For each of the following integrals involving rational functions, (1) use a CAS to find the partial fraction decomposition of the integrand; (2) evaluate the integral of the resulting function without the assistance of technology; (3) use a CAS to evaluate the original integral to test and compare your result in (2).

  1. \(\int \frac{x^3 + x + 1}{x^4 - 1} \, dx\)

  2. \(\int \frac{x^5 + x^2 + 3}{x^3 - 6x^2 + 11x - 6} \, dx\)

  3. \(\int \frac{x^2 - x - 1}{(x-3)^3} \, dx\)

For each of the following integrals involving radical functions, (1) use an appropriate \(u\)-substitution along with AppendixA to evaluate the integral without the assistance of technology, and (2) use a CAS to evaluate the original integral to test and compare your result in (1).

  1. \(\int \frac{1}{x \sqrt{9x^2 + 25}} \, dx\)

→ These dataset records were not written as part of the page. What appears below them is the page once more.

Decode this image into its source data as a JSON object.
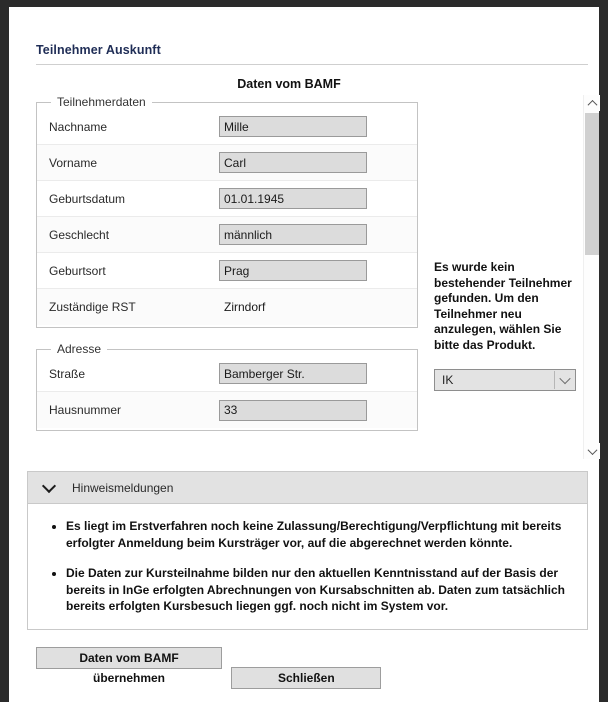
{
  "window": {
    "title": "Teilnehmer Auskunft",
    "section_heading": "Daten vom BAMF"
  },
  "form": {
    "groups": [
      {
        "legend": "Teilnehmerdaten",
        "rows": [
          {
            "label": "Nachname",
            "value": "Mille",
            "type": "input"
          },
          {
            "label": "Vorname",
            "value": "Carl",
            "type": "input"
          },
          {
            "label": "Geburtsdatum",
            "value": "01.01.1945",
            "type": "input"
          },
          {
            "label": "Geschlecht",
            "value": "männlich",
            "type": "input"
          },
          {
            "label": "Geburtsort",
            "value": "Prag",
            "type": "input"
          },
          {
            "label": "Zuständige RST",
            "value": "Zirndorf",
            "type": "text"
          }
        ]
      },
      {
        "legend": "Adresse",
        "rows": [
          {
            "label": "Straße",
            "value": "Bamberger Str.",
            "type": "input"
          },
          {
            "label": "Hausnummer",
            "value": "33",
            "type": "input"
          }
        ]
      }
    ]
  },
  "notice": {
    "message": "Es wurde kein bestehender Teilnehmer gefunden. Um den Teilnehmer neu anzulegen, wählen Sie bitte das Produkt.",
    "product_select": {
      "selected": "IK",
      "options": [
        "IK"
      ]
    }
  },
  "hints": {
    "title": "Hinweismeldungen",
    "expanded": true,
    "items": [
      "Es liegt im Erstverfahren noch keine Zulassung/Berechtigung/Verpflichtung mit bereits erfolgter Anmeldung beim Kursträger vor, auf die abgerechnet werden könnte.",
      "Die Daten zur Kursteilnahme bilden nur den aktuellen Kenntnisstand auf der Basis der bereits in InGe erfolgten Abrechnungen von Kursabschnitten ab. Daten zum tatsächlich bereits erfolgten Kursbesuch liegen ggf. noch nicht im System vor."
    ]
  },
  "footer": {
    "submit_label": "Daten vom BAMF übernehmen",
    "close_label": "Schließen"
  },
  "colors": {
    "title_navy": "#1f2d56",
    "panel_header_gray": "#e2e2e2",
    "input_fill": "#dcdcdc",
    "frame_dark": "#2b2b2b"
  }
}
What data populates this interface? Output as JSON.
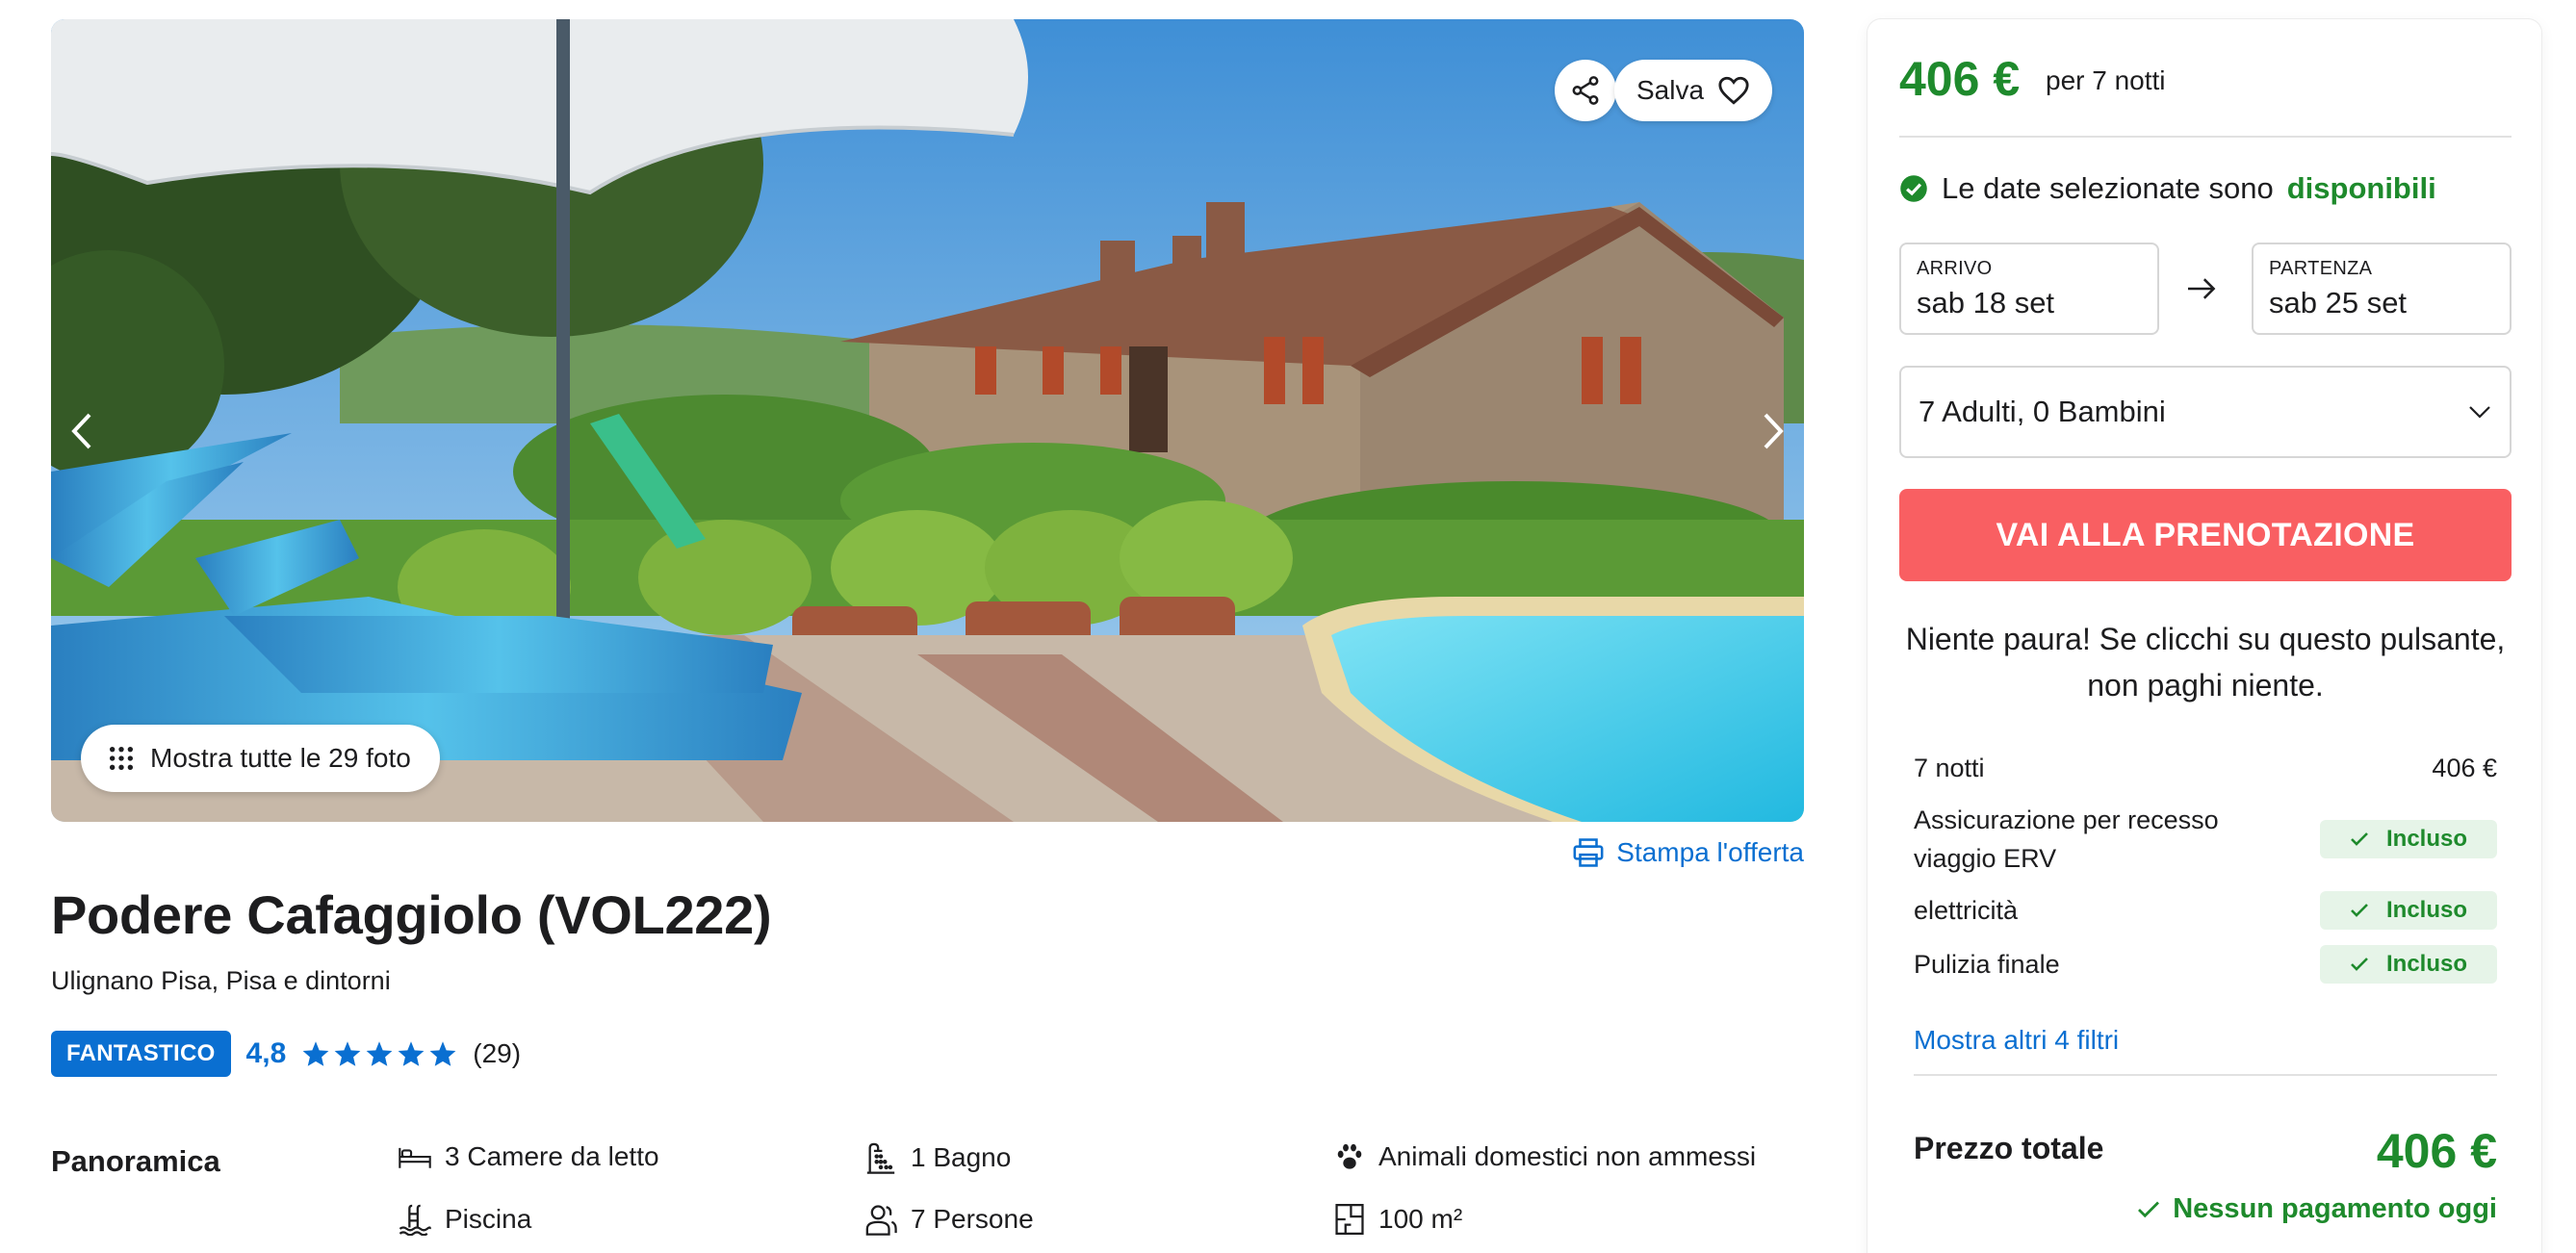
{
  "gallery": {
    "save_label": "Salva",
    "all_photos_label": "Mostra tutte le 29 foto"
  },
  "print_label": "Stampa l'offerta",
  "listing": {
    "title": "Podere Cafaggiolo (VOL222)",
    "location": "Ulignano Pisa, Pisa e dintorni",
    "rating_badge": "FANTASTICO",
    "rating_score": "4,8",
    "rating_stars": 5,
    "rating_count": "(29)"
  },
  "overview": {
    "heading": "Panoramica",
    "features": [
      {
        "icon": "bed-icon",
        "label": "3 Camere da letto"
      },
      {
        "icon": "shower-icon",
        "label": "1 Bagno"
      },
      {
        "icon": "paw-icon",
        "label": "Animali domestici non ammessi"
      },
      {
        "icon": "pool-icon",
        "label": "Piscina"
      },
      {
        "icon": "people-icon",
        "label": "7 Persone"
      },
      {
        "icon": "floorplan-icon",
        "label": "100 m²"
      }
    ]
  },
  "booking": {
    "price": "406 €",
    "price_note": "per 7 notti",
    "availability_text": "Le date selezionate sono",
    "availability_status": "disponibili",
    "arrival_label": "ARRIVO",
    "arrival_value": "sab 18 set",
    "departure_label": "PARTENZA",
    "departure_value": "sab 25 set",
    "guests": "7 Adulti, 0 Bambini",
    "book_button": "VAI ALLA PRENOTAZIONE",
    "reassure_line1": "Niente paura! Se clicchi su questo pulsante,",
    "reassure_line2": "non paghi niente.",
    "line_items": [
      {
        "label": "7 notti",
        "value": "406 €"
      },
      {
        "label": "Assicurazione per recesso viaggio ERV",
        "value": "Incluso"
      },
      {
        "label": "elettricità",
        "value": "Incluso"
      },
      {
        "label": "Pulizia finale",
        "value": "Incluso"
      }
    ],
    "more_filters": "Mostra altri 4 filtri",
    "total_label": "Prezzo totale",
    "total_price": "406 €",
    "no_payment": "Nessun pagamento oggi"
  },
  "colors": {
    "accent_blue": "#0a6fd1",
    "price_green": "#1e8a2c",
    "cta_red": "#f95f62"
  }
}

  2. \(\int x \sqrt{1 + x^4} \, dx\)

  3. \(\int e^x \sqrt{4 + e^{2x}} \, dx\)

  4. \(\int \frac{\tan(x)}{\sqrt{9 - \cos^2(x)}} \, dx\)

Consider the indefinite integral given by

\begin{equation*} \int \frac{\sqrt{x+\sqrt{1+x^2}}}{x} \, dx\text{.} \end{equation*}
  1. Explain why \(u\)-substitution does not offer a way to simplify this integral by discussing at least two different options you might try for \(u\text{.}\)

  2. Explain why integration by parts does not seem to be a reasonable way to proceed, either, by considering one option for \(u\) and \(dv\text{.}\)

  3. Is there any line in the integral table in AppendixA that is helpful for this integral?

  4. Evaluate the given integral using WolframAlpha. What do you observe?